A theologian reacts.

What’s a theologian? Someone quipped that a theologian studies anyone with the name “Theo” in it like “Theodore” or “Theophilus.” The guy was right about studying but wrong about the subject. A theologian studies whatever can be studied about “theos,” God.

Well, all reality–virtual, artificial, actual–can be theologically addressed and processed in reference to God. Whatever he is, whatever that is, there’s nothing that is not theological. Like in the movies, right? We are watching the shapers of culture, virtues, and verbiage–those makers of language. Right now in tragic comedy or comedic tragedy, in love and thunder.

At the 21st century, the third decade, we’re trying to live without reference to God and he keeps sneaking into our conscience, in imagination, fantasy and creation from earth to space and cosmic spanning fantasy, sci-fi, and in circumstances which we pursue inner peace. The problem is that the theological deficiency of the movie should not take over us. That God seems distant and calloused and selfish. I sympathize with God’s reaction. That kind of God needs to die. He is worthy of death. Let’s kill him.

However, I want you to consider a fallacy in which we may fall. It’s called logic: tactic one, the You Too fallacy. It is possible that in the movie we blame him because we are just that way in retort. Yes, we are distant from him, so we accuse him of being distant from us. Like in prayer, we want him to act the way we want and timing and guess what? He does not do that. And therefore, we accuse him of being distant.

Or, we’re angry with him for that lack of response. Our failed attempts to get him to perform shows that he’s angry with us. We blame him for not relating to us in the way we want him to relate to us when he wants us to relate to him in the way he wants us to relate to him.

Now what about God’s callousness? He’s not only distant and selfish, he seems uncaring, apathetic toward our needs. And since we are selfish to the core, we charge him with selfishness. He seems to be using us for his own egotistical and hedonistic needs.
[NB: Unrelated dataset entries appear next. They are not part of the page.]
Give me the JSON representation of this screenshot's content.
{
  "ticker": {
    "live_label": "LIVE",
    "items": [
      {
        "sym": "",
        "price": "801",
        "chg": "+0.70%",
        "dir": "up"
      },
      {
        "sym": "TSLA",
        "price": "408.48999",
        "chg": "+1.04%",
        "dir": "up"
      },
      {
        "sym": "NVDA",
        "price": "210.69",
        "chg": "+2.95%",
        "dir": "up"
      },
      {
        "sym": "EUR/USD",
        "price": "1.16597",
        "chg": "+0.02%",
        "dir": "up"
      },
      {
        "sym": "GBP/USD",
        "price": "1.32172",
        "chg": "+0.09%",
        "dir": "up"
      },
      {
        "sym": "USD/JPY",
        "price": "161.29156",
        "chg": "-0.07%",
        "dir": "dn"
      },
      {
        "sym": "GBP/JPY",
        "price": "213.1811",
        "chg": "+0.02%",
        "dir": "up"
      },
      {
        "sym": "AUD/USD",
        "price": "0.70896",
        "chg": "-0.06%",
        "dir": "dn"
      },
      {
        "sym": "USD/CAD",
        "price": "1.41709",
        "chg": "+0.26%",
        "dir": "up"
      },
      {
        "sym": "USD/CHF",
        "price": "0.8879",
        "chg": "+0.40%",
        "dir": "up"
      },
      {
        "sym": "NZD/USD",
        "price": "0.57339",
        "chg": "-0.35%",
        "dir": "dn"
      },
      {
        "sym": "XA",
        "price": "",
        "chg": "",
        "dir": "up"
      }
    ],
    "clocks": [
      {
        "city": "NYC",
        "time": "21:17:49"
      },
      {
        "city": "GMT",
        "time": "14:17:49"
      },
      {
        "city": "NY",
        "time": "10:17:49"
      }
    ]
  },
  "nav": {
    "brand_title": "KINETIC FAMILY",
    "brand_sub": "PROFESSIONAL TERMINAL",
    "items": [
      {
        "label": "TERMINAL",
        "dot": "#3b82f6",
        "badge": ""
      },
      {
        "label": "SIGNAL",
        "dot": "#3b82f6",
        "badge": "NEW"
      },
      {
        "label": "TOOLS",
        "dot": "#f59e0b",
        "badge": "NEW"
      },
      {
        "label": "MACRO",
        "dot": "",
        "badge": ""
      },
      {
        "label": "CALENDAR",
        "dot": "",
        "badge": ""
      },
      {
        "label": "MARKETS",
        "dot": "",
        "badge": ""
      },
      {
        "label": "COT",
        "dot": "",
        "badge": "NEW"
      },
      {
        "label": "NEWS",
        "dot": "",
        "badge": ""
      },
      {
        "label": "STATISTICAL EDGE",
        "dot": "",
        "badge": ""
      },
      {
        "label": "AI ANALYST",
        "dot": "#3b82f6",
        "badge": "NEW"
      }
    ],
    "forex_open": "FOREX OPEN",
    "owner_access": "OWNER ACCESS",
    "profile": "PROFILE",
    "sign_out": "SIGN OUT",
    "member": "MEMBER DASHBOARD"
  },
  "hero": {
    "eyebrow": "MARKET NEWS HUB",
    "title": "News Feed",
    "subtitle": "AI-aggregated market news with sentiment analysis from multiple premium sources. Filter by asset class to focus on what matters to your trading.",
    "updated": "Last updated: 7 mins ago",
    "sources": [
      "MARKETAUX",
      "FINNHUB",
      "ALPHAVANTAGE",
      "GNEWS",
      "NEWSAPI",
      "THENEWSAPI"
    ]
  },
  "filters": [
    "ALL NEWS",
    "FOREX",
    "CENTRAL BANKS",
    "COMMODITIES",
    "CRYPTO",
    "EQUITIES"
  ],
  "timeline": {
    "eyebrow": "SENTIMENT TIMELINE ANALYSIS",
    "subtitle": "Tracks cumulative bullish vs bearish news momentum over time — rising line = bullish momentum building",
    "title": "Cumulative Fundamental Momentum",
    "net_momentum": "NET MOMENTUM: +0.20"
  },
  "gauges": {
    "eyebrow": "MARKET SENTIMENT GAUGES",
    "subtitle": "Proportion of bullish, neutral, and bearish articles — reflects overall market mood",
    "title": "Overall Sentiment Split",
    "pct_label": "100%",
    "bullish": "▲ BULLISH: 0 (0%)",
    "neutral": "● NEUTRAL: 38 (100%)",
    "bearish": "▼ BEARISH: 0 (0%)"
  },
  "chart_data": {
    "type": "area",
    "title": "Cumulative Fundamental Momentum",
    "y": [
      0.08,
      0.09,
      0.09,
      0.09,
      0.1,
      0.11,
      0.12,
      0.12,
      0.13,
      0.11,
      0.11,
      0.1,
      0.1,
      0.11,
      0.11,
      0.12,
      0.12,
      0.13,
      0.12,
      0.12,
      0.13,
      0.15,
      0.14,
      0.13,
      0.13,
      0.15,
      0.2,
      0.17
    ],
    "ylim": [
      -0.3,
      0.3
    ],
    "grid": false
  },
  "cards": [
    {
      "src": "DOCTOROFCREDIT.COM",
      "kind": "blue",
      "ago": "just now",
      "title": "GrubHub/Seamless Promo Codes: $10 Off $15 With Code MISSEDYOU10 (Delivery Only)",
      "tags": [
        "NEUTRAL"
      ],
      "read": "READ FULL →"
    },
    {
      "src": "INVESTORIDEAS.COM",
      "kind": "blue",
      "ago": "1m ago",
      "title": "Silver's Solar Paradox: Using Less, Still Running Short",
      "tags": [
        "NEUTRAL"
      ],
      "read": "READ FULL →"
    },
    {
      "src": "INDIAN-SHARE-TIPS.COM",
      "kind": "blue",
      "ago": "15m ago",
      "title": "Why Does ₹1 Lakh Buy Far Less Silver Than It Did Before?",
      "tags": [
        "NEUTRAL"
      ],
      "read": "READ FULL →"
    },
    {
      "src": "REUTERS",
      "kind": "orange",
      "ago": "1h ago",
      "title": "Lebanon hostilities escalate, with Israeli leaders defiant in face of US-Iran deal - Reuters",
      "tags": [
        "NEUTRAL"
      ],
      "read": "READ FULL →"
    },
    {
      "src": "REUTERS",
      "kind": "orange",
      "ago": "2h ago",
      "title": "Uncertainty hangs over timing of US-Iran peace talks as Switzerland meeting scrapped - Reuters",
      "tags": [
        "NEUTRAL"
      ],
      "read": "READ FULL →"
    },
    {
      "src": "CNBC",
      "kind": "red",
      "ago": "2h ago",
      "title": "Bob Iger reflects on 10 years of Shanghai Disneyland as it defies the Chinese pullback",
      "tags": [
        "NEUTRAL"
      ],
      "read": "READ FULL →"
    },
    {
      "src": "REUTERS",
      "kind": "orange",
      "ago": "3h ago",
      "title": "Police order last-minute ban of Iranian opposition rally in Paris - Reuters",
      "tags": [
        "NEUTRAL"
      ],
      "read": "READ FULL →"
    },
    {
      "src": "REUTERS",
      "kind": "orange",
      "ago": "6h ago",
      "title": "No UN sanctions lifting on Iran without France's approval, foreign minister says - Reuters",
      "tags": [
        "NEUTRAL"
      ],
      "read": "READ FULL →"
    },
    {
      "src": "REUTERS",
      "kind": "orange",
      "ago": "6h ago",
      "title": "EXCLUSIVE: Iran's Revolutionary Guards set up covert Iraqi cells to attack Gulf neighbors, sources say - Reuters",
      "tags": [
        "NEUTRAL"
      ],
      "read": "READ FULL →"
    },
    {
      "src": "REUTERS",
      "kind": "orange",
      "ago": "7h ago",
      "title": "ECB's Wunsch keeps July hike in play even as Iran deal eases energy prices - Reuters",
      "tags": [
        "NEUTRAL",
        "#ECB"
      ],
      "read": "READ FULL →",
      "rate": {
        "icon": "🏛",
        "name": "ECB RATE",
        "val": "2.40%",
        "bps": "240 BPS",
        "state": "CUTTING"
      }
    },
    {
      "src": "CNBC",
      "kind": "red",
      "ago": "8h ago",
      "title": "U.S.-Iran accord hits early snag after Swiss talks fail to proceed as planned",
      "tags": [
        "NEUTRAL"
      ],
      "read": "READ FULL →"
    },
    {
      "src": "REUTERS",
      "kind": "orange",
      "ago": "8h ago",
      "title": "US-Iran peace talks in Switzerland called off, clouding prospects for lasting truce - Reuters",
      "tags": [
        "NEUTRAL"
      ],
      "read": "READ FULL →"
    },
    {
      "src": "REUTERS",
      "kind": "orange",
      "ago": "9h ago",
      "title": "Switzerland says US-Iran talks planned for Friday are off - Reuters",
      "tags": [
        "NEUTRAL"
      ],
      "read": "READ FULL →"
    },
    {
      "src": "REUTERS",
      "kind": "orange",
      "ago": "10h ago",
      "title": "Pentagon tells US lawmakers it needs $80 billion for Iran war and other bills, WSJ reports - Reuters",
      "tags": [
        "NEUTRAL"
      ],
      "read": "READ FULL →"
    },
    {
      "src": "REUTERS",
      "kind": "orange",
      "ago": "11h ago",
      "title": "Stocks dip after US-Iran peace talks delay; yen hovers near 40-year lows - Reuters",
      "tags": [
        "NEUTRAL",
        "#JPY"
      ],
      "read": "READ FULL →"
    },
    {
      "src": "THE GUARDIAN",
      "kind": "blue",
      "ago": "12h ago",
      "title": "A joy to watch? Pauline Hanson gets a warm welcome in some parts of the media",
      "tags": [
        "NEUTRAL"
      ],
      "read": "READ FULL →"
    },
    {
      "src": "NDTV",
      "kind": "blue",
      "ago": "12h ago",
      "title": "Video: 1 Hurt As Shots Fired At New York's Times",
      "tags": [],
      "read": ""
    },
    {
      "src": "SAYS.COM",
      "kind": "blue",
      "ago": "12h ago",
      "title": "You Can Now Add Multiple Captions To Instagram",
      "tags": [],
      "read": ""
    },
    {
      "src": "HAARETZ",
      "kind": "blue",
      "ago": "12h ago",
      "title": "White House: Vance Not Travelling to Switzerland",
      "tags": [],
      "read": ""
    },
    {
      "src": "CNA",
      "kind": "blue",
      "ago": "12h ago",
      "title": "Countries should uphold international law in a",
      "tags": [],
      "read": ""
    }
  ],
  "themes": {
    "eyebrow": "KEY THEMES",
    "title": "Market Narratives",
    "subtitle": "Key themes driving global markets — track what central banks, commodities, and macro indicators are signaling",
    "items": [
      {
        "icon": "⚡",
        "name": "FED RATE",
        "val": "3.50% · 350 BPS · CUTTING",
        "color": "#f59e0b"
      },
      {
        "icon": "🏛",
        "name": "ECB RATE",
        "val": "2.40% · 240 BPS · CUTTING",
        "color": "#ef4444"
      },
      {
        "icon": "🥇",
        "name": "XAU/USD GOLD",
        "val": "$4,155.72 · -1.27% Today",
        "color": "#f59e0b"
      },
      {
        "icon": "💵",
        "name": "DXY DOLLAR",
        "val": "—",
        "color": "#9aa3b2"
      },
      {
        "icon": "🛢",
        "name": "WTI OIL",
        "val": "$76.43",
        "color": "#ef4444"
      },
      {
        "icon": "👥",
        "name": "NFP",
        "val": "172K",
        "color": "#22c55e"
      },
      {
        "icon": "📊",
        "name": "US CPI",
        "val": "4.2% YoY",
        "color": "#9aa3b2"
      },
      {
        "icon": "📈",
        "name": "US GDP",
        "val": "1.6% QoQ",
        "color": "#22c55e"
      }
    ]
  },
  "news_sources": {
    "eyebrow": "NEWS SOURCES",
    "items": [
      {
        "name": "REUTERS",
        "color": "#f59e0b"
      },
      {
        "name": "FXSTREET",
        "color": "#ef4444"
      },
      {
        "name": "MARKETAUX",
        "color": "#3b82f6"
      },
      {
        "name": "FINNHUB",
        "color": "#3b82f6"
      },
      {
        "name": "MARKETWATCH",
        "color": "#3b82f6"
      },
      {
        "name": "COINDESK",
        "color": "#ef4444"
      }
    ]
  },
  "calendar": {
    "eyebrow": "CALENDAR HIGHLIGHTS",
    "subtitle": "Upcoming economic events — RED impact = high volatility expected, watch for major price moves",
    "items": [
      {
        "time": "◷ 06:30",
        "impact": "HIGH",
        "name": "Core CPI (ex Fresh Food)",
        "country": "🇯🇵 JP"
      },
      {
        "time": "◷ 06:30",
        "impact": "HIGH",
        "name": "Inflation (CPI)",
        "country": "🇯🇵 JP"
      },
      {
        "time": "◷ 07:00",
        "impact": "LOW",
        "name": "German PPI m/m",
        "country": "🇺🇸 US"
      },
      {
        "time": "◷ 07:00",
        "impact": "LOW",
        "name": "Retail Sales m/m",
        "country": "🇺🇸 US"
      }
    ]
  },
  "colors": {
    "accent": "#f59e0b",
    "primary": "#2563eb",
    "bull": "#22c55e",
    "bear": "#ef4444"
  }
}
You see, my friend, your heart is not only a god factory–creating, manufacturing gods for your purposes of whatever ways you want in whatever forms you want–but a god butchery: you kill God for not performing the ways you want him to perform for the reasons you created him.

Instead, what if God was not distant? What if indeed there was a God who is always present? Who reaches out to us across the essential distance. He is infinite and finite across the mortal distance. Beyond our lostness, he looks at us and says I want to rescue you. Can that actually distant God be present to us? This patently callous God come down to us tiny creatures? This seemingly selfish God save us from our anger toward him and his anger toward us?

I’ve got good news for you. There’s one such person. I’d like to point you to a phrase in the English language, which is both a given name and a nickname. It’s the phrase “God with us.” God with us, across the distance, caring for us, unselfishly, because he loved us. That’s the name which was given to Jesus.

He appeased the anger of God against the human race when we clenched our fists and practiced the You Too fallacy. We suppressed what we knew about God in our god factories, in our god butcheries.

Here is the theological reaction: this God cared for you, gave himself up for you, he sent his only Son for you, so we can have eternal salvation.

In a reversal, the sad twist, even this God was killed by us; he died at human hands. But fortunately, not in sci-fi, fantasy Marvel but in historical time [and] geographical space. He rose from the dead to show us that God loved us and that we can love him and that we can love our neighbor as we love ourselves.